3. Under Okla. Stat. Ann. tit. 47, § 11-1401(I): "The Oklahoma Transportation Authority is . . . authorized to prescribe maximum and minimum speeds for trucks, buses and automobiles using turnpikes. . . . Such regulations shall become effective only after approval by the Commissioner of Public Safety, and after signs have been posted on the turnpike giving notice thereof." Apparently, the Oklahoma Transportation Authority has delegated certain responsibilities relating to construction zones to the Oklahoma Turnpike Authority.
4. The government stipulated to this fact at the motion to suppress hearing.
5. As the district court noted, even if Blackburn did not exceed the speed limit established by the Oklahoma Turnpike Authority, he was still in violation of Oklahoma law. Under Okla. Stat. Ann., tit. 47, § 11-1401(K), "All vehicles traveling on a turnpike shall comply at all times with signs placed on the turnpike regulating traffic thereon." It is undisputed that, at the time in question, the posted speed limit was 45 miles per hour.
6. Blackburn later advised Trooper Hise that he had a hearing problem.
7. Blackburn was not the registered owner of the truck.
8. At some point during his conversation with Blackburn, Trooper Hise requested that his partner, Trooper Buddy Lambert, come to the scene.
9. Trooper Hise testified that if Blackburn had not consented to the additional questioning, he would have detained him. In response to defense counsel's question concerning whether Blackburn was really "free to go," Trooper Hise responded, "No, sir, I was lying to him." Trooper Hise testified that "in my internal dialect he was under investigative detention." In fact, Trooper Hise indicated that, based on his training, "[he knew] that they have to be free to go before [he] can say 'oh, by the way.'" The fact remains, however, that Trooper Hise represented to Blackburn that he was free to go. Furthermore, Blackburn clearly believed he was free to leave because he proceeded to turn around and start back toward the truck.
10. Trooper Hise testified that he is very familiar with the smell of marijuana.
11. Blackburn's reliance on United States v. Lopez-Valdez, 178 F.3d 282 (5th Cir. 1999), United States v. King, 244 F.3d 736 (9th Cir. 2001), and United States v. Twilley, 222 F.3d 1092 (9th Cir. 2000), is unavailing, insofar as all three cases are factually distinguishable. In this case, Trooper Hise was not mistaken as to the scope of the applicable law, Okla. Stat. Ann. tit. 47, § 11-1401(I). Rather, he was simply unaware that, on May 12, 2000, the Oklahoma Turnpike Authority had not changed the official speed limit for the area in question, in accordance with applicable procedures under Oklahoma law. Trooper Hise should not have been required to anticipate this fact.
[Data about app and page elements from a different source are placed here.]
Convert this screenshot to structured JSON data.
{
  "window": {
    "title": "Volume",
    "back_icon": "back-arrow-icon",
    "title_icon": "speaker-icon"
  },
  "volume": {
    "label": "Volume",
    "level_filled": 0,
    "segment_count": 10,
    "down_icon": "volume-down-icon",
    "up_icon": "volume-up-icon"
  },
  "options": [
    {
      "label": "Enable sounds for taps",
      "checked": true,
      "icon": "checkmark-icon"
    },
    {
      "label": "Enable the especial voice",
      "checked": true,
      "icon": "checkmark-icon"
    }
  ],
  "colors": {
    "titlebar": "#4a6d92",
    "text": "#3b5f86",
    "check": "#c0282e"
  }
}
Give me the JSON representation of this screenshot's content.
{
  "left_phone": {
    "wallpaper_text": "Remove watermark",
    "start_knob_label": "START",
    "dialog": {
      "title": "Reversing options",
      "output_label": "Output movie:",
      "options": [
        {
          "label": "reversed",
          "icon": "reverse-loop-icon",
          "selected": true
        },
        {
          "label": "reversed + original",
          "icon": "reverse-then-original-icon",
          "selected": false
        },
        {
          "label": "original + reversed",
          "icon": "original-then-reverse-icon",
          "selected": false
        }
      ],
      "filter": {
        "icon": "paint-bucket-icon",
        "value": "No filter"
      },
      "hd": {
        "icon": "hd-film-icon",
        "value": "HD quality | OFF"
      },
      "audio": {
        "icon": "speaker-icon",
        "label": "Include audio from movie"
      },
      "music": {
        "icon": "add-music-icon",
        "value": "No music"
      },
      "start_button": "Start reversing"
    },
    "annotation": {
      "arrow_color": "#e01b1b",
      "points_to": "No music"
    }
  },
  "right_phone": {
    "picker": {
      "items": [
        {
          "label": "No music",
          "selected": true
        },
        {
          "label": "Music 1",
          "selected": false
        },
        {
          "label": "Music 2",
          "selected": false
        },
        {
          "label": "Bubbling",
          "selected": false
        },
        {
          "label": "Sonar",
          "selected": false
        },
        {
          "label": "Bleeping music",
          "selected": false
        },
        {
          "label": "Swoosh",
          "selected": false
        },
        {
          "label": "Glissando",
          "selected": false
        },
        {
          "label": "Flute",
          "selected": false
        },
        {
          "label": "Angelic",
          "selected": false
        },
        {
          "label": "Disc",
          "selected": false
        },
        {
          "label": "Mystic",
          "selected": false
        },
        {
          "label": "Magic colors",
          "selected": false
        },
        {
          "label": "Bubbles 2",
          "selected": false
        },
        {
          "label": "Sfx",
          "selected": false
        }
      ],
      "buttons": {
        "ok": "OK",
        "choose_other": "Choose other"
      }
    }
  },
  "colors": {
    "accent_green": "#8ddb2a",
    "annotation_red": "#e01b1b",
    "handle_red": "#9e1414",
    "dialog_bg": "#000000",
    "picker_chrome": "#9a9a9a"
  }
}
Cf. Michigan v. DeFillippo, 443 U.S. 31, 37-38 (1979) ("A prudent officer, in the course of determining whether respondent had committed an offense under all the circumstances shown by this record, should not have been required to anticipate that a court would later hold the ordinance unconstitutional."). Further, Blackburn was still operating his vehicle in violation of Oklahoma law. See Okla. Stat. Ann. tit. 47, § 11-1401(K) ("All vehicles traveling on a turnpike shall comply at all times with signs placed on the turnpike regulating traffic thereon.").
12. Here, we refer to the time it took Trooper Hise to issue the warning.